In my second year of college I was commissioned by the university drama society to write a play to be performed by the newer members of the society. And I wrote a little comedic one act play called “A Play for Bad Actors” which was about a production of an Agatha Christie style murder mystery play that’s been cursed and where everything that can go wrong, does go wrong. And since then, on three separate occasions, people have contacted me to tell me that somebody stole my play.
And I get why they think that. It’s a play about an Agatha Christie style murder mystery play where everything that can go wrong, does go wrong. And indeed, often the very same things go wrong as go wrong in my play. It’s quite eerie, honestly. But I know for a fact that, no, Henry Lewis, Jonathan Sayer and Henry Shields did not steal my play that was seen by at most a hundred people and then proceed to win a Laurence Olivier Award with it. We just had the same basic idea, a pastiche of The Mousetrap, which is the theatrical equivalent of doing a movie making fun of Star Wars. It’s not that original. And once you have the same basic idea, a play going wrong, a lot of the same jokes are going to naturally suggest themselves. Oh no, this actor got their line wrong, oh no, this prop didn’t work etc.
And, by the same token, it’s actually not at all shocking that there were two cartoons in the same year that featured Franz Liszt’s Hungarian Rhapsody Number 2 because I’ve already mentioned two other cartoons that also used that piece of music and, trust me, that’s only scratching the surface. Hell, here’s a Micky Mouse cartoon from all the way back in 1929 that features Mickey playing the piece on a piano.
Hell. Here’s a SEVEN AND A HALF minute compilation cartoons using this piece of music:
So no, the fact that they both used this piece of music isn’t THAT big a coincidence. And likewise, the fact that both cartoons feature their main characters sitting at a piano and playing isn’t that big a coincidence either. What else are they going to be playing, the theremin?
And once you accept that that’s not such a big coincidence, the similarities suddenly seem less jarring. Because, let’s face it, the two cartoons are hardly carbon copies of each other. Tom doesn’t play his piano like a type writer. Bugs doesn’t get his fingers flattened by the piano lid. There are similar jokes, certainly, but that can just be explained by the fact that they’re riffing off the same piece of music which lends itself to the same gags.
But ultimately, it comes down to a complete lack of motive. What was the result of the controversy? Suspicion and accusations of plagiarism that persist to this day and tarnished both MGM and Warner Bros.
What was the benefit? Sure, MGM got an Oscar for Cat Concerto, but that was luck of the draw. If Rabbit Rhapsody had been shown before Cat Concerto, the Academy voters might well have deemed their cartoon to be the rip off instead. More to the point do you really think Friz Freleng suddenly ran out of ideas and needed to steal one? Do you really think William Hanna or Joseph Barbera decided to just half ass things and copy whatever was popular at the time?

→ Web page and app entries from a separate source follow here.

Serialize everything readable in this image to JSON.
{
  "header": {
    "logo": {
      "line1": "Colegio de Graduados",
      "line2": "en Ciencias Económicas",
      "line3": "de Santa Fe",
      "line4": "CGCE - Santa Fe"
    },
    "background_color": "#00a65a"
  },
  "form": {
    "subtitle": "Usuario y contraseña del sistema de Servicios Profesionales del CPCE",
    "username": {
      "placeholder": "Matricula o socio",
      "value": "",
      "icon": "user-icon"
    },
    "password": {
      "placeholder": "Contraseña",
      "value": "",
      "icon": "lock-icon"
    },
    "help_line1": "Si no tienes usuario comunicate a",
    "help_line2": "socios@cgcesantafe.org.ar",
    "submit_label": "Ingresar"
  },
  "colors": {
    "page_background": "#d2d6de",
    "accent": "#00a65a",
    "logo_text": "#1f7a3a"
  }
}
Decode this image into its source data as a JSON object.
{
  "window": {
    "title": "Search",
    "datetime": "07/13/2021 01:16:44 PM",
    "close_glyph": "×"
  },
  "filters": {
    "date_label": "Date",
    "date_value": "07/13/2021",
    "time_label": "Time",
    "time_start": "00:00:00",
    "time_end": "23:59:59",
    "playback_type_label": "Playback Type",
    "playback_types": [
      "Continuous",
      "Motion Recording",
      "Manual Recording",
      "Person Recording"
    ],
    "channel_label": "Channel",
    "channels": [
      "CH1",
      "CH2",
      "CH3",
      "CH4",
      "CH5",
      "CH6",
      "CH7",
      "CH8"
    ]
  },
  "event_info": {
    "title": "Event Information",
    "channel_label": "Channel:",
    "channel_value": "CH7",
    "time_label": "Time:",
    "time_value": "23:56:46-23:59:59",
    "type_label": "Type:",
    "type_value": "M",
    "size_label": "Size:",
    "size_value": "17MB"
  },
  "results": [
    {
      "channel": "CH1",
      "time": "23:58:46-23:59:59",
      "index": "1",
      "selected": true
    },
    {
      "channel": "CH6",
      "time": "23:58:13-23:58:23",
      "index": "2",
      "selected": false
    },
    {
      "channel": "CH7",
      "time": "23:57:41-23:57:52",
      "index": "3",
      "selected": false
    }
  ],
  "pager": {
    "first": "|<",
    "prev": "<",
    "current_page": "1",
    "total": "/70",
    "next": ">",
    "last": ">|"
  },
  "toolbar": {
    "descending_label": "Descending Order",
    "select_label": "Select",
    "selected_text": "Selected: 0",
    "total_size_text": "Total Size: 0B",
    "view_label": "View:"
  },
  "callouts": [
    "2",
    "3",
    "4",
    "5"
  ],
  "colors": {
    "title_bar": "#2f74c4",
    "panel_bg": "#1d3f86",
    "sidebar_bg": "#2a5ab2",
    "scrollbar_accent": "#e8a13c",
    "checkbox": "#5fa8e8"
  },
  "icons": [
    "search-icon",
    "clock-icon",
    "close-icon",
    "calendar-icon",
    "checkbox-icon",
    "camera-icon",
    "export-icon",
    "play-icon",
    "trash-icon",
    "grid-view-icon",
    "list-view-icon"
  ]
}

These men weren’t hacks (in the forties). These were three of the greatest names in the history of short form animation (in the forties).
Sometimes, great minds really do just think alike.